Bax was Master of the King’s Musick – and uncharitable types would often snidely refer to Miss Cohen as Mistress of the King’s Musick. For years, Cohen was Bax’s muse, inspiring him to write many a work which might otherwise have not eventuated. The Sonata No 3 is in that category.
Its outer movements are turbulent and often confrontational, a response perhaps to the domestic quagmire Bax found himself in at the time, with much internecine warfare on the marriage front. Mrs Bax flatly refused to give her husband the divorce he wanted. And because of puritanical attitudes at the time, the Bax/Cohen liaison had to be conducted in furtive ways. The Sonata is dedicated to Cohen.
The first movement comes across as an extended improvisation, with mercurial sallies and bursts of energy that call to mind some of Scriabin’s busier piano preludes. There are also fleeting moments of tenderness. In less assured hands, this could all too easily come across as aimless, rambling, turgid and tedious. But Martin, with fearless fingers, steers a sure course through a musical minefield without coming to grief.
Martin sounds in his element in the slow movement which comes across as a murmuring, introverted sonic haze, like a peaceful nocturne – a calm harbour after stormy seas. And in the finale, Martin sails with elan and accuracy through a floodtide of notes.
Vaughan Williams’ Hymn-tune Prelude, also dedicated to Cohen, is an oasis of tranquillity, unhurried and beautifully considered, reinforcing that old saying that the best gifts often come in the smallest packages.

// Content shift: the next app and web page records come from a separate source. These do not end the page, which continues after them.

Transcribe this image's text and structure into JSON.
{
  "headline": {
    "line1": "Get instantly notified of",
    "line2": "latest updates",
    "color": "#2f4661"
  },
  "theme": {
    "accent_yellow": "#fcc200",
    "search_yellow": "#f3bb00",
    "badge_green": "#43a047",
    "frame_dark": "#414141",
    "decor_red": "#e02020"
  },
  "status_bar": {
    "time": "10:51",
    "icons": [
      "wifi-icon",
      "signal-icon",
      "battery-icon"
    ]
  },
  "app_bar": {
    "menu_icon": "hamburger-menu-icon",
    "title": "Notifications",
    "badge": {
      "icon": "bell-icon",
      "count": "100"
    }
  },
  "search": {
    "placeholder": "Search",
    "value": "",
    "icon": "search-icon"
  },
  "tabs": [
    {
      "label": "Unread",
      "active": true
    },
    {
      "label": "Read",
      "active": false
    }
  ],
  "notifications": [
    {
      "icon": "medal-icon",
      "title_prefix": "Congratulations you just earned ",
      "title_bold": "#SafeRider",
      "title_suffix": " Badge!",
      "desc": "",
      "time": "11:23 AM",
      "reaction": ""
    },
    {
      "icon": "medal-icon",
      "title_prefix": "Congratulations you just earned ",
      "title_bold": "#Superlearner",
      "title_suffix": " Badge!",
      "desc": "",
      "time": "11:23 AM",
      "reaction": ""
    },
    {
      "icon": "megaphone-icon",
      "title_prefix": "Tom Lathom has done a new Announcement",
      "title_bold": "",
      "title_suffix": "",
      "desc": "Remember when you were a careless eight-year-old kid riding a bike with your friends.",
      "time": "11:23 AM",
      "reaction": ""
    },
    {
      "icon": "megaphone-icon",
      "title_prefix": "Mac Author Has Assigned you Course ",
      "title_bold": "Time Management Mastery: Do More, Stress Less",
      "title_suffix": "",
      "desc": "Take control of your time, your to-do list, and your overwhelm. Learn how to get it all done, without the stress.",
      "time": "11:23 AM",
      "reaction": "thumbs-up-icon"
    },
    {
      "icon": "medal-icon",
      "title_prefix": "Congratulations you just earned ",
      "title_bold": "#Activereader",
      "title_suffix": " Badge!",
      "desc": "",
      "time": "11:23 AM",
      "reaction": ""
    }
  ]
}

It certainly applies here.
Three Preludes by Delius are frankly ephemeral, miniatures not without a certain faded charm, especially when presented with such insight as here.
Frank Bridge taught Benjamin Britten as a child and, in gratitude, Britten later wrote his Variations on a Theme of Frank Bridge thus ensuring the older man a lasting celebrity which his own music might not.
All praise to Benjamin Martin for taking us across Bridge’s musical terrain with such authority – with the skill and staying power of an Olympic athlete.